* PROBLEM DETAILS: Look through the entries for the string "Form", and copy each line that holds it.

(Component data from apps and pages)

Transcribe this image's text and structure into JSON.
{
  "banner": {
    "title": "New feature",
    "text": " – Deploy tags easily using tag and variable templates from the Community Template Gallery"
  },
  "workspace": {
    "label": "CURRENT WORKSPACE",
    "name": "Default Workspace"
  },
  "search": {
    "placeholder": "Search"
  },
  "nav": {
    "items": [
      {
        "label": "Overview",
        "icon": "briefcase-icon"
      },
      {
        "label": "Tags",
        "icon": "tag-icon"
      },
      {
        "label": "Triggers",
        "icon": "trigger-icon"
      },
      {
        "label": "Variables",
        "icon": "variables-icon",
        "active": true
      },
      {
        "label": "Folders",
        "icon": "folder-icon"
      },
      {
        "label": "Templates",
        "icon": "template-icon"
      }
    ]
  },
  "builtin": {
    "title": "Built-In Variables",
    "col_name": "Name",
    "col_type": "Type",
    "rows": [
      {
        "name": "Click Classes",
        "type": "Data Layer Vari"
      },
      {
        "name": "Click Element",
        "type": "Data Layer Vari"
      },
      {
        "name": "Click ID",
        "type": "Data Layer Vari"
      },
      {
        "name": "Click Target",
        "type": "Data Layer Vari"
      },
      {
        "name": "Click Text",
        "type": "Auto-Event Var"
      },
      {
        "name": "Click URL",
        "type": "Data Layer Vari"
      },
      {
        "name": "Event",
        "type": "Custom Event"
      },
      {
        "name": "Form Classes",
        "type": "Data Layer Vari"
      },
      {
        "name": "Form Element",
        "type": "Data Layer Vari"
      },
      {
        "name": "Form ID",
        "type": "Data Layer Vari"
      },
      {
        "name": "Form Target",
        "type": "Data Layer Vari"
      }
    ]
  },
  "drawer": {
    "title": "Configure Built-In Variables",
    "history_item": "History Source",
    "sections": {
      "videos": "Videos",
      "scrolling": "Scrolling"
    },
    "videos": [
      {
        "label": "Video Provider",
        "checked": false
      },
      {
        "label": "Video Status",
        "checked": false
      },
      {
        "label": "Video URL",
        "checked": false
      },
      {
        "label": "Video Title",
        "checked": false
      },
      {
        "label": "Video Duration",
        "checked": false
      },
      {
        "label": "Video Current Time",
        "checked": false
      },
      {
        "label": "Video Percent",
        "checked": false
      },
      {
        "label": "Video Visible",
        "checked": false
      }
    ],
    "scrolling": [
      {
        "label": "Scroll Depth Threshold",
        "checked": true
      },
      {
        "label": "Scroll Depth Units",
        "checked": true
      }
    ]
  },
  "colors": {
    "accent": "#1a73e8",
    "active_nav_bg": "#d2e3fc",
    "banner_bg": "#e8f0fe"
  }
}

* WRITTEN ANSWER:
        "name": "Form Classes",
        "name": "Form Element",
        "name": "Form ID",
        "name": "Form Target",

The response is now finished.